After losing Game 1 of the four-game series against the last-place-in-their-division Texas Rangers, the Red Sox woke up long enough to win the following three to maintain their tenuous hold on the division. They’re 14-5 on the road, 25-9 overall, still the best record in baseball.
But the wolf is at the door, or rather, to mix metaphors, the Red Sox are heading straight into the lion’s den. With a 1-game lead over their pinstriped rivals, they head to the Bronx to face them for the first time since the April series, when Joe Kelly and Tyler Austin got into a bench-and-bullpen-clearing brawl that resulted in numerous ejections and suspensions.
It kills me to say, but the Yankees have been hot, going 18-3 since the series in Boston. Their rookie pitched 6 no-hit innings today, and they came back from a 4-0 deficit to beat Cleveland. They’re not going to be easy to beat for a Red Sox team that hasn’t even been good at beating bad teams.
It’s not exactly an ideal time for the Sox to face the Yanks, as David Price has resumed pitching like nothing short of a disaster, Drew Pomeranz is not even close to being the pitcher he was last year, Jackie Bradley Jr. can’t seem to hit anything, and Mookie Betts exited today’s game after being hit by a ball. The team says it’s been diagnosed as a contusion, but Mookie might need more than one day’s rest before returning to the lineup. Considering he had his second 3-homer game of the season earlier this week, the Red Sox will probably need him to compete with Judge, Stanton, Sanchez, and the rest of the pinstriped pack. Chris Sale pitched a magnificent 7 innings today, so he won’t even face the Yankees.

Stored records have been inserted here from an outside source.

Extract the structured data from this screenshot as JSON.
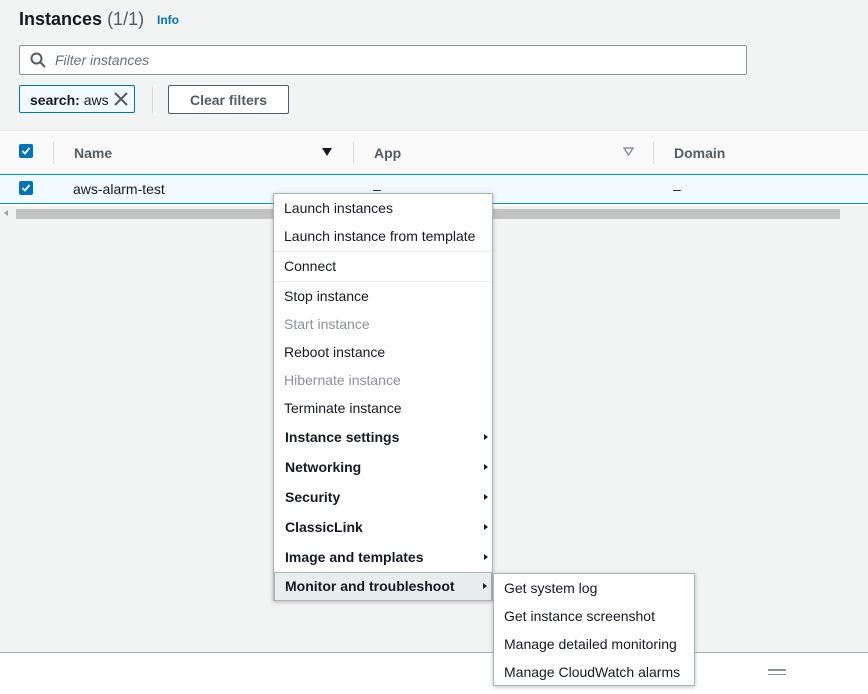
{
  "header": {
    "title": "Instances",
    "count": "(1/1)",
    "info_link": "Info"
  },
  "filter": {
    "placeholder": "Filter instances",
    "value": "",
    "token_key": "search:",
    "token_value": "aws",
    "clear_button": "Clear filters"
  },
  "table": {
    "columns": [
      "Name",
      "App",
      "Domain"
    ],
    "rows": [
      {
        "name": "aws-alarm-test",
        "app": "–",
        "domain": "–",
        "selected": true
      }
    ]
  },
  "context_menu": {
    "items": [
      {
        "label": "Launch instances",
        "style": "normal"
      },
      {
        "label": "Launch instance from template",
        "style": "normal"
      },
      {
        "label": "Connect",
        "style": "normal"
      },
      {
        "label": "Stop instance",
        "style": "normal"
      },
      {
        "label": "Start instance",
        "style": "disabled"
      },
      {
        "label": "Reboot instance",
        "style": "normal"
      },
      {
        "label": "Hibernate instance",
        "style": "disabled"
      },
      {
        "label": "Terminate instance",
        "style": "normal"
      },
      {
        "label": "Instance settings",
        "style": "submenu"
      },
      {
        "label": "Networking",
        "style": "submenu"
      },
      {
        "label": "Security",
        "style": "submenu"
      },
      {
        "label": "ClassicLink",
        "style": "submenu"
      },
      {
        "label": "Image and templates",
        "style": "submenu"
      },
      {
        "label": "Monitor and troubleshoot",
        "style": "submenu-active"
      }
    ],
    "submenu_items": [
      "Get system log",
      "Get instance screenshot",
      "Manage detailed monitoring",
      "Manage CloudWatch alarms"
    ]
  },
  "colors": {
    "accent": "#0073bb",
    "selected_row": "#f1faff",
    "disabled_text": "#8d9096"
  }
}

With the lead dwindled down to one game, it’s a stressful situation. But it’s also exciting as hell to see the two hottest teams – who also happen to have hated each other since the beginning of time – face each other. The rivalry may never return to 2004 status, but we’re definitely deep in it. Whether or not we see more literal punches thrown in this series, it’s safe to say it’ll be a fight to the finish.
Photo: New York Times